Jeffrey L. Swanson Memorial Scholarship
"Just go. Lay down all your doubts and hit the road. You don't know what the future holds, so get off the couch while you can! The beauty is out there waiting to be captured." That was the philosophy of landscape photographer Jeffrey Swanson after being diagnosed with metastatic melanoma at the age of 28.
“It grew from his unyielding pursuits as a photographer and lifelong determination to seek out new experiences, places, and perspectives, despite the debilitating effects of a devastating disease,” Jeff’s wife, Samantha Henneberry, explains.
Jeffrey grew up in Wickford and graduated from North Kingstown High School in 2002, where he was a member of the school’s jazz band and its first sailing team.

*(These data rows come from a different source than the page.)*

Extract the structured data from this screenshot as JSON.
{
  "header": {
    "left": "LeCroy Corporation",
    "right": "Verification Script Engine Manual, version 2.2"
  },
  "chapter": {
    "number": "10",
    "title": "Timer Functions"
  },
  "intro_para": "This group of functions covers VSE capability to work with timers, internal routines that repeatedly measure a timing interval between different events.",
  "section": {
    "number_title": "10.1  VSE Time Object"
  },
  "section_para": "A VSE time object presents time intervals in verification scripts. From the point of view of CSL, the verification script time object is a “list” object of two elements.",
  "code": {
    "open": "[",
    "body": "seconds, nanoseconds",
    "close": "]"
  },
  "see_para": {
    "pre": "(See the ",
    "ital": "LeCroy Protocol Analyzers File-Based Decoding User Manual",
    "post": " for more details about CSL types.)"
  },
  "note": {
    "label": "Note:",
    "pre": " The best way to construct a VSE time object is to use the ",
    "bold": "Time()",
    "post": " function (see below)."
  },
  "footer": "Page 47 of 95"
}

He earned degrees in applied statistics at Rochester Institute of Technology and the University of Rhode Island, then moved to California in 2008 to be with Sam, whom he married in 2013. There, he worked as a statistician, but his wife and mother agree that his passion was photography.

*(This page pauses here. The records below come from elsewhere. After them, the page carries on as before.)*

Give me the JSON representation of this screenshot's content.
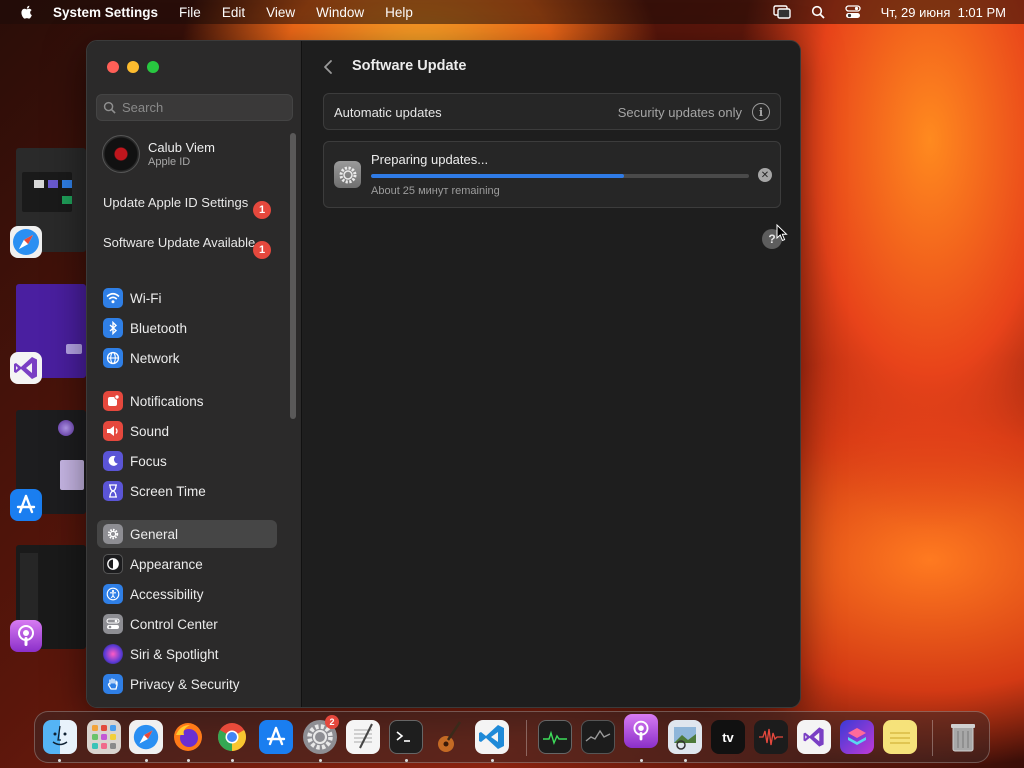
{
  "menubar": {
    "app_name": "System Settings",
    "menus": [
      "File",
      "Edit",
      "View",
      "Window",
      "Help"
    ],
    "datetime": "Чт, 29 июня  1:01 PM"
  },
  "search": {
    "placeholder": "Search"
  },
  "profile": {
    "name": "Calub Viem",
    "subtitle": "Apple ID"
  },
  "alerts": [
    {
      "label": "Update Apple ID Settings",
      "badge": "1"
    },
    {
      "label": "Software Update Available",
      "badge": "1"
    }
  ],
  "sidebar": {
    "items": [
      {
        "label": "Wi-Fi",
        "icon": "wifi-icon",
        "color": "#2f7fe6"
      },
      {
        "label": "Bluetooth",
        "icon": "bluetooth-icon",
        "color": "#2f7fe6"
      },
      {
        "label": "Network",
        "icon": "globe-icon",
        "color": "#2f7fe6"
      },
      {
        "label": "Notifications",
        "icon": "bell-icon",
        "color": "#e5483d"
      },
      {
        "label": "Sound",
        "icon": "speaker-icon",
        "color": "#e5483d"
      },
      {
        "label": "Focus",
        "icon": "moon-icon",
        "color": "#5b55d6"
      },
      {
        "label": "Screen Time",
        "icon": "hourglass-icon",
        "color": "#5b55d6"
      },
      {
        "label": "General",
        "icon": "gear-icon",
        "color": "#8e8e93"
      },
      {
        "label": "Appearance",
        "icon": "appearance-icon",
        "color": "#1c1c1e"
      },
      {
        "label": "Accessibility",
        "icon": "accessibility-icon",
        "color": "#2f7fe6"
      },
      {
        "label": "Control Center",
        "icon": "control-center-icon",
        "color": "#8e8e93"
      },
      {
        "label": "Siri & Spotlight",
        "icon": "siri-icon",
        "color": "#8a3fd1"
      },
      {
        "label": "Privacy & Security",
        "icon": "hand-icon",
        "color": "#2f7fe6"
      }
    ],
    "selected": "General"
  },
  "content": {
    "title": "Software Update",
    "automatic_updates": {
      "label": "Automatic updates",
      "value": "Security updates only"
    },
    "update": {
      "status": "Preparing updates...",
      "progress": 0.67,
      "remaining": "About 25 минут remaining"
    }
  },
  "dock": {
    "apps": [
      {
        "name": "Finder",
        "icon": "finder-icon"
      },
      {
        "name": "Launchpad",
        "icon": "launchpad-icon"
      },
      {
        "name": "Safari",
        "icon": "safari-icon"
      },
      {
        "name": "Firefox",
        "icon": "firefox-icon"
      },
      {
        "name": "Chrome",
        "icon": "chrome-icon"
      },
      {
        "name": "App Store",
        "icon": "app-store-icon"
      },
      {
        "name": "System Settings",
        "icon": "system-settings-icon",
        "badge": "2"
      },
      {
        "name": "TextEdit",
        "icon": "textedit-icon"
      },
      {
        "name": "Terminal",
        "icon": "terminal-icon"
      },
      {
        "name": "GarageBand",
        "icon": "guitar-icon"
      },
      {
        "name": "Visual Studio Code",
        "icon": "vscode-icon"
      },
      {
        "name": "Activity Monitor",
        "icon": "activity-monitor-icon"
      },
      {
        "name": "Stocks",
        "icon": "stocks-icon"
      },
      {
        "name": "Podcasts",
        "icon": "podcasts-icon"
      },
      {
        "name": "Preview",
        "icon": "preview-icon"
      },
      {
        "name": "TV",
        "icon": "apple-tv-icon",
        "label": "tv"
      },
      {
        "name": "Voice Memos",
        "icon": "voice-memos-icon"
      },
      {
        "name": "Visual Studio",
        "icon": "visual-studio-icon"
      },
      {
        "name": "Shortcuts",
        "icon": "shortcuts-icon"
      },
      {
        "name": "Notes",
        "icon": "notes-icon"
      },
      {
        "name": "Trash",
        "icon": "trash-icon"
      }
    ]
  }
}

“As a photographer, Jeff made it a priority to travel to the most beautiful places in California, on his own, with Sam, with photographer friends, or with me. We got to see beautiful places in the best light, through his eyes,” Alanna says, recalling family trips to the Sierras, Death Valley, the Redwoods, and California coast.
“He had a quick-witted, goofy side and an extraordinary ability to make friends. We joke that he invented the selfie because he loved crafting self-portraits so much. Jeff left a lasting, positive impression on everyone he met,” Samantha shares.

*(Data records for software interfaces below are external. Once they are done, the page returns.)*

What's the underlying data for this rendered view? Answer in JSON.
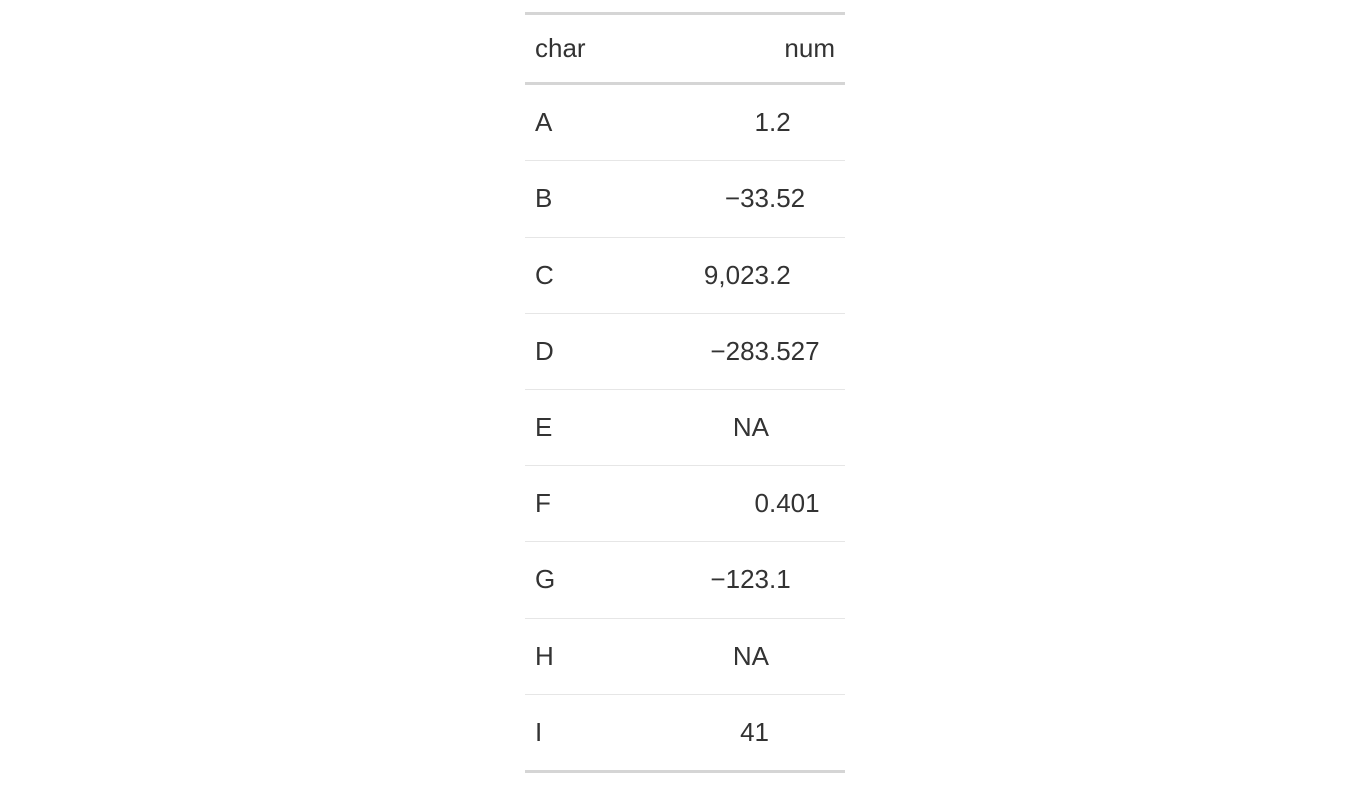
{
  "chart_data": {
    "type": "table",
    "columns": [
      "char",
      "num"
    ],
    "rows": [
      {
        "char": "A",
        "num": 1.2
      },
      {
        "char": "B",
        "num": -33.52
      },
      {
        "char": "C",
        "num": 9023.2
      },
      {
        "char": "D",
        "num": -283.527
      },
      {
        "char": "E",
        "num": null
      },
      {
        "char": "F",
        "num": 0.401
      },
      {
        "char": "G",
        "num": -123.1
      },
      {
        "char": "H",
        "num": null
      },
      {
        "char": "I",
        "num": 41
      }
    ],
    "na_label": "NA",
    "minus_sign": "−",
    "thousands_sep": ","
  },
  "table": {
    "headers": {
      "char": "char",
      "num": "num"
    },
    "rows": [
      {
        "char": "A",
        "int": "1",
        "dec": ".2"
      },
      {
        "char": "B",
        "int": "−33",
        "dec": ".52"
      },
      {
        "char": "C",
        "int": "9,023",
        "dec": ".2"
      },
      {
        "char": "D",
        "int": "−283",
        "dec": ".527"
      },
      {
        "char": "E",
        "int": "NA",
        "dec": ""
      },
      {
        "char": "F",
        "int": "0",
        "dec": ".401"
      },
      {
        "char": "G",
        "int": "−123",
        "dec": ".1"
      },
      {
        "char": "H",
        "int": "NA",
        "dec": ""
      },
      {
        "char": "I",
        "int": "41",
        "dec": ""
      }
    ]
  }
}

Jeff died in August 2014 at the age of 30, but his name and spirit will live on through his photographs and through this scholarship fund for students at North Kingstown High School who have demonstrated a passion for photography and an interest in wilderness preservation.
Samantha first learned of the Foundation as a sophomore at URI, when she was awarded a Metcalf Fellowship to participate in an archaeological excavation in Greece. “We’ve come full circle and feel honored to support local student artists,” she concludes.